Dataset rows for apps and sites
=== Section Start ===
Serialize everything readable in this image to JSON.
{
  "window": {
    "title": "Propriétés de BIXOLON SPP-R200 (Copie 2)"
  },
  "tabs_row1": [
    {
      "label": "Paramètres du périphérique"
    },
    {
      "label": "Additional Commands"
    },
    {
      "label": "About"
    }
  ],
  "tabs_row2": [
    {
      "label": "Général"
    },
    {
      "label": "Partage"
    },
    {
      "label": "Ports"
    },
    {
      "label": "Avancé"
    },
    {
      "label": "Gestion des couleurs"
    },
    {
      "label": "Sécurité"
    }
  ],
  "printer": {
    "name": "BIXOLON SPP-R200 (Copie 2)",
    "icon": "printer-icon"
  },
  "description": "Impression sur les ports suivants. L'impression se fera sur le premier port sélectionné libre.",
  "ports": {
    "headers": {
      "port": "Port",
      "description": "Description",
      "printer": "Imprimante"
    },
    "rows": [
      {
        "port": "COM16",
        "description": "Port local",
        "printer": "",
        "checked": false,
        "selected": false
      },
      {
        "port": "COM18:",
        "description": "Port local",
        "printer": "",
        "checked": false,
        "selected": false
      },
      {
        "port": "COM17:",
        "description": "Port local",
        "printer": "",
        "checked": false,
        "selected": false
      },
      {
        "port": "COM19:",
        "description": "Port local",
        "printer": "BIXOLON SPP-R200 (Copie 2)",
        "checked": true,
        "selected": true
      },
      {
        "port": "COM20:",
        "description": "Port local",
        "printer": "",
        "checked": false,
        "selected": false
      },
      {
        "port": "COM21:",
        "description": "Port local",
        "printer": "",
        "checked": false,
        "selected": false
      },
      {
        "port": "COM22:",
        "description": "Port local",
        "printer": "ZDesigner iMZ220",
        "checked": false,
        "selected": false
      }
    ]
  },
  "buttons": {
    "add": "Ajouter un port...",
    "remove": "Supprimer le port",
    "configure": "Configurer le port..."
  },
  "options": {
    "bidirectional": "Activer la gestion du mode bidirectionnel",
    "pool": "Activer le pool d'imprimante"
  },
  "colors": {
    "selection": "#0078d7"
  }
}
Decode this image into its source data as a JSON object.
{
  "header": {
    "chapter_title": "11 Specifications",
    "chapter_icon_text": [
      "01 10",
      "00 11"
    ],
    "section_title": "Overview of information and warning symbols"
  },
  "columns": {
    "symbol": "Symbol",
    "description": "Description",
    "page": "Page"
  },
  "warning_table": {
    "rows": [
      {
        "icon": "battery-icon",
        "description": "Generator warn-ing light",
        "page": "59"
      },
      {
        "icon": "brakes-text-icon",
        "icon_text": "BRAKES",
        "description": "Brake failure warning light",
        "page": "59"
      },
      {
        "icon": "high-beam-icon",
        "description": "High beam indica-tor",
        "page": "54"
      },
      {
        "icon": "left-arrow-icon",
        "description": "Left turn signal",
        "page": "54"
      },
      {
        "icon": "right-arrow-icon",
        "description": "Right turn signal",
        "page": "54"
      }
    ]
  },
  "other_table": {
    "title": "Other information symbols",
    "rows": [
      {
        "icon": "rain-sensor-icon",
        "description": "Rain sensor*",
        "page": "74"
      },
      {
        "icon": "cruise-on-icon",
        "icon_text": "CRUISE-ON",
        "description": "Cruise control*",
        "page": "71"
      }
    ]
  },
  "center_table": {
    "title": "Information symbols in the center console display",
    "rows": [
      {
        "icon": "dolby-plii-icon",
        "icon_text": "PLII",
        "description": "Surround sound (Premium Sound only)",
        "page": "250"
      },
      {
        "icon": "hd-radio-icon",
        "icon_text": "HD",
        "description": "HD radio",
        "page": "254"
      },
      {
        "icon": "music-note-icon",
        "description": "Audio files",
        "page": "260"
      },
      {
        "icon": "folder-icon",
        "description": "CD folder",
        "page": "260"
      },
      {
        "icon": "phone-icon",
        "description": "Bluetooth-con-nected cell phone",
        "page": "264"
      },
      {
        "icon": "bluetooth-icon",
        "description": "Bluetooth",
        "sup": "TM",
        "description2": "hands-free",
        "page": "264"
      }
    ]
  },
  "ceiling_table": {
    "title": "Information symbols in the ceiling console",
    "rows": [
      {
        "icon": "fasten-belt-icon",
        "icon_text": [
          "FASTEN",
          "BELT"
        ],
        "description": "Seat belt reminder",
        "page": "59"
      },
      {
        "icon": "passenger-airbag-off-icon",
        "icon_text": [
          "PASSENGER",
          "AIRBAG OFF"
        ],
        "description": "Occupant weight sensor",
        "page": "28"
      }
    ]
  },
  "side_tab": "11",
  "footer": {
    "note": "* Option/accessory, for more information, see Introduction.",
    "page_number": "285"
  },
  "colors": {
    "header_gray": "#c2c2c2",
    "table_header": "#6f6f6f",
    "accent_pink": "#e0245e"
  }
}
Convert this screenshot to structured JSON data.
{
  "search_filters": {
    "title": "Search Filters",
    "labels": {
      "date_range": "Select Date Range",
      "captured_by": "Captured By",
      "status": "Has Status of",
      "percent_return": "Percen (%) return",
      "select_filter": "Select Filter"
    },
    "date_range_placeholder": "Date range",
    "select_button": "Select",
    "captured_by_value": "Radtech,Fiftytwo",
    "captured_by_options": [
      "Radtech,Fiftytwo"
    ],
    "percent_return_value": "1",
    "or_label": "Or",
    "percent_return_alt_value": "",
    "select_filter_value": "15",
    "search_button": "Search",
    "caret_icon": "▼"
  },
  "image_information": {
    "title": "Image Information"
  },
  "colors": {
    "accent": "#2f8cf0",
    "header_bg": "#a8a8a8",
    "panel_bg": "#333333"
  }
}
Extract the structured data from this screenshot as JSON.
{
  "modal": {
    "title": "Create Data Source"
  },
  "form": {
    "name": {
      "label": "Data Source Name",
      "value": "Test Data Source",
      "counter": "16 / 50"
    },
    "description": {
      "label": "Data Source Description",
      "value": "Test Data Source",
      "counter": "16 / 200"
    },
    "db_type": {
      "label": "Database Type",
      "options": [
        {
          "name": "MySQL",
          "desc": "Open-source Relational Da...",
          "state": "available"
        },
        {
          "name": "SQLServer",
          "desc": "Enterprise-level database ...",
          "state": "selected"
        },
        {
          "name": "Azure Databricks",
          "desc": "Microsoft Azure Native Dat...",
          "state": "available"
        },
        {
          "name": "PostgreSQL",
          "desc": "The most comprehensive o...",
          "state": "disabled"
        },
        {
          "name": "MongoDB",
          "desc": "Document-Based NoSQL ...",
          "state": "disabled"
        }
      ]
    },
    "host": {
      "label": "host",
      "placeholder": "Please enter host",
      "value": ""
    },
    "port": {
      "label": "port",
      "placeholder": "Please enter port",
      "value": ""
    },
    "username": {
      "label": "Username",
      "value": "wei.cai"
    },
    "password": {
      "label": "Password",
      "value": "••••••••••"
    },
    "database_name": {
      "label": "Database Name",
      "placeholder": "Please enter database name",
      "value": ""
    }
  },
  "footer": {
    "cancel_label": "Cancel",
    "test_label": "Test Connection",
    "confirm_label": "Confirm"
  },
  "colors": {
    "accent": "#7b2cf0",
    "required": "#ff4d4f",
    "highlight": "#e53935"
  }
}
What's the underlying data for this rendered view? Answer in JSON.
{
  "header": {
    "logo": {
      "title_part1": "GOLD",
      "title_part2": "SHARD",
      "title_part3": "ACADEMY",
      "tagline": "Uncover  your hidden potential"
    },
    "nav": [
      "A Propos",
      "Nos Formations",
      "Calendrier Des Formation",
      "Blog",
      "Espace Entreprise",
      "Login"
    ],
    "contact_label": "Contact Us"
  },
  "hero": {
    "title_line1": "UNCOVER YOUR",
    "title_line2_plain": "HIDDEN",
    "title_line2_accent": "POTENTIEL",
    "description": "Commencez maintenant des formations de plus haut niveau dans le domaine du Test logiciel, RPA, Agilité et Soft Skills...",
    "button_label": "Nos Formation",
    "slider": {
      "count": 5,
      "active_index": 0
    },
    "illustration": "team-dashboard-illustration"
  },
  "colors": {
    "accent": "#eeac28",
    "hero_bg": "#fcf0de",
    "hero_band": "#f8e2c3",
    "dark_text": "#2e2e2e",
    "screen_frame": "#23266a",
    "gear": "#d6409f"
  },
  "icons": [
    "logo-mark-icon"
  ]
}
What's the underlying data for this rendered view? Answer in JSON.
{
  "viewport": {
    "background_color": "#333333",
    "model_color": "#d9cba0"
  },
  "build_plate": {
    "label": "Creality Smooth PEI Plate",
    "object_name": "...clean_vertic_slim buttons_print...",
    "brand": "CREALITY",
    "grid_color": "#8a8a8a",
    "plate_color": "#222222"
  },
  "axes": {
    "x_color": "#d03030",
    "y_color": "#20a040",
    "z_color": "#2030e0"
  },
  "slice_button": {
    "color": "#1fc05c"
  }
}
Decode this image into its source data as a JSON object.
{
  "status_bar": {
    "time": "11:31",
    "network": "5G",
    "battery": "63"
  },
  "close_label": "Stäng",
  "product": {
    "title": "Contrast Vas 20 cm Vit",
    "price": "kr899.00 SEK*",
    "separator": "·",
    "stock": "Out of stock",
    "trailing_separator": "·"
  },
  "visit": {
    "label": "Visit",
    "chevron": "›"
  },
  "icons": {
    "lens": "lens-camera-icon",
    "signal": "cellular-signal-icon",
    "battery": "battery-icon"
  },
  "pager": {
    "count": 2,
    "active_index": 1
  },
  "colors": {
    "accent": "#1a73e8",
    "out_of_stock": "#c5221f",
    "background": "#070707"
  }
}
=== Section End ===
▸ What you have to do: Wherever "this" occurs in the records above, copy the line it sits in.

▸ Answer to the problem:
Serialize everything readable in this image to JSON.
Decode this image into its source data as a JSON object.
Convert this screenshot to structured JSON data.
Extract the structured data from this screenshot as JSON.
What's the underlying data for this rendered view? Answer in JSON.
What's the underlying data for this rendered view? Answer in JSON.
Decode this image into its source data as a JSON object.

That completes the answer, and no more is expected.